» Problem requirements: The entries are given below. Output each one unchanged.

Source records:
━━━━━━

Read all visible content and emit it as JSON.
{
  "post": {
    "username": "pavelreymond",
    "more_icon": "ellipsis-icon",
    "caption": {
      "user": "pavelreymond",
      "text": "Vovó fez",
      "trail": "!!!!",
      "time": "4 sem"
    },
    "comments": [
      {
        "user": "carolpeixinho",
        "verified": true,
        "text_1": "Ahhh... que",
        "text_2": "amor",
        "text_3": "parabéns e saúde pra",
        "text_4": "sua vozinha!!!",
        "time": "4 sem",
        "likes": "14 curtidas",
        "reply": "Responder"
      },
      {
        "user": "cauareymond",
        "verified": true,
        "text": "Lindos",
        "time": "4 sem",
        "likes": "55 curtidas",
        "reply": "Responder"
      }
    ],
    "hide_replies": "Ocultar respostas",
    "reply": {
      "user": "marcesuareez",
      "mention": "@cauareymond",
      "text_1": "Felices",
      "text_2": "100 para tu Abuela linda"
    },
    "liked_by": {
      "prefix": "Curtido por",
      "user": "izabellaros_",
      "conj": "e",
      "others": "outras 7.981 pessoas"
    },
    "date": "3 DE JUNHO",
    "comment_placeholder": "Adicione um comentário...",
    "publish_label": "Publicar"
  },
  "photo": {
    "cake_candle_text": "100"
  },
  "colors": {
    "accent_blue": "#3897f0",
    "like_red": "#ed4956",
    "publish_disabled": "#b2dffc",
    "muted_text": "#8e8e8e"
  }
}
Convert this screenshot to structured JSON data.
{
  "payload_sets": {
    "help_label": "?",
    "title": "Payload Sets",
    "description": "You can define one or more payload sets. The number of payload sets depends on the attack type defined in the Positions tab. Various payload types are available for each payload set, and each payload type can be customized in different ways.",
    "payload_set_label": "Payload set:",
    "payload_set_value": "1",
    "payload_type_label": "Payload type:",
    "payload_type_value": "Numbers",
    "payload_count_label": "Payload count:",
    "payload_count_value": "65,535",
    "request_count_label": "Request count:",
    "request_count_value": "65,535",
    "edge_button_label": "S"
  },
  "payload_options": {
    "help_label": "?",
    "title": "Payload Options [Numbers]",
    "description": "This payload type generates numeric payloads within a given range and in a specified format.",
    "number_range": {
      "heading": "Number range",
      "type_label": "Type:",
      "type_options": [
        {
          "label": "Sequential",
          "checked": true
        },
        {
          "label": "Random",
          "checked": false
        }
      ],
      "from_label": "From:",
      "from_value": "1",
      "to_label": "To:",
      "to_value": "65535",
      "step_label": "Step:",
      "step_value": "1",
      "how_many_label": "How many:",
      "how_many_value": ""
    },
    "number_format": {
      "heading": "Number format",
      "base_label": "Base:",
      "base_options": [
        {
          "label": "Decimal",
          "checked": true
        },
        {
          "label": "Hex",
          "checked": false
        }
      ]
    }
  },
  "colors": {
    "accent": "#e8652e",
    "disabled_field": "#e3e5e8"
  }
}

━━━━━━

» Task solution:
Read all visible content and emit it as JSON.
{
  "post": {
    "username": "pavelreymond",
    "more_icon": "ellipsis-icon",
    "caption": {
      "user": "pavelreymond",
      "text": "Vovó fez",
      "trail": "!!!!",
      "time": "4 sem"
    },
    "comments": [
      {
        "user": "carolpeixinho",
        "verified": true,
        "text_1": "Ahhh... que",
        "text_2": "amor",
        "text_3": "parabéns e saúde pra",
        "text_4": "sua vozinha!!!",
        "time": "4 sem",
        "likes": "14 curtidas",
        "reply": "Responder"
      },
      {
        "user": "cauareymond",
        "verified": true,
        "text": "Lindos",
        "time": "4 sem",
        "likes": "55 curtidas",
        "reply": "Responder"
      }
    ],
    "hide_replies": "Ocultar respostas",
    "reply": {
      "user": "marcesuareez",
      "mention": "@cauareymond",
      "text_1": "Felices",
      "text_2": "100 para tu Abuela linda"
    },
    "liked_by": {
      "prefix": "Curtido por",
      "user": "izabellaros_",
      "conj": "e",
      "others": "outras 7.981 pessoas"
    },
    "date": "3 DE JUNHO",
    "comment_placeholder": "Adicione um comentário...",
    "publish_label": "Publicar"
  },
  "photo": {
    "cake_candle_text": "100"
  },
  "colors": {
    "accent_blue": "#3897f0",
    "like_red": "#ed4956",
    "publish_disabled": "#b2dffc",
    "muted_text": "#8e8e8e"
  }
}
Convert this screenshot to structured JSON data.
{
  "payload_sets": {
    "help_label": "?",
    "title": "Payload Sets",
    "description": "You can define one or more payload sets. The number of payload sets depends on the attack type defined in the Positions tab. Various payload types are available for each payload set, and each payload type can be customized in different ways.",
    "payload_set_label": "Payload set:",
    "payload_set_value": "1",
    "payload_type_label": "Payload type:",
    "payload_type_value": "Numbers",
    "payload_count_label": "Payload count:",
    "payload_count_value": "65,535",
    "request_count_label": "Request count:",
    "request_count_value": "65,535",
    "edge_button_label": "S"
  },
  "payload_options": {
    "help_label": "?",
    "title": "Payload Options [Numbers]",
    "description": "This payload type generates numeric payloads within a given range and in a specified format.",
    "number_range": {
      "heading": "Number range",
      "type_label": "Type:",
      "type_options": [
        {
          "label": "Sequential",
          "checked": true
        },
        {
          "label": "Random",
          "checked": false
        }
      ],
      "from_label": "From:",
      "from_value": "1",
      "to_label": "To:",
      "to_value": "65535",
      "step_label": "Step:",
      "step_value": "1",
      "how_many_label": "How many:",
      "how_many_value": ""
    },
    "number_format": {
      "heading": "Number format",
      "base_label": "Base:",
      "base_options": [
        {
          "label": "Decimal",
          "checked": true
        },
        {
          "label": "Hex",
          "checked": false
        }
      ]
    }
  },
  "colors": {
    "accent": "#e8652e",
    "disabled_field": "#e3e5e8"
  }
}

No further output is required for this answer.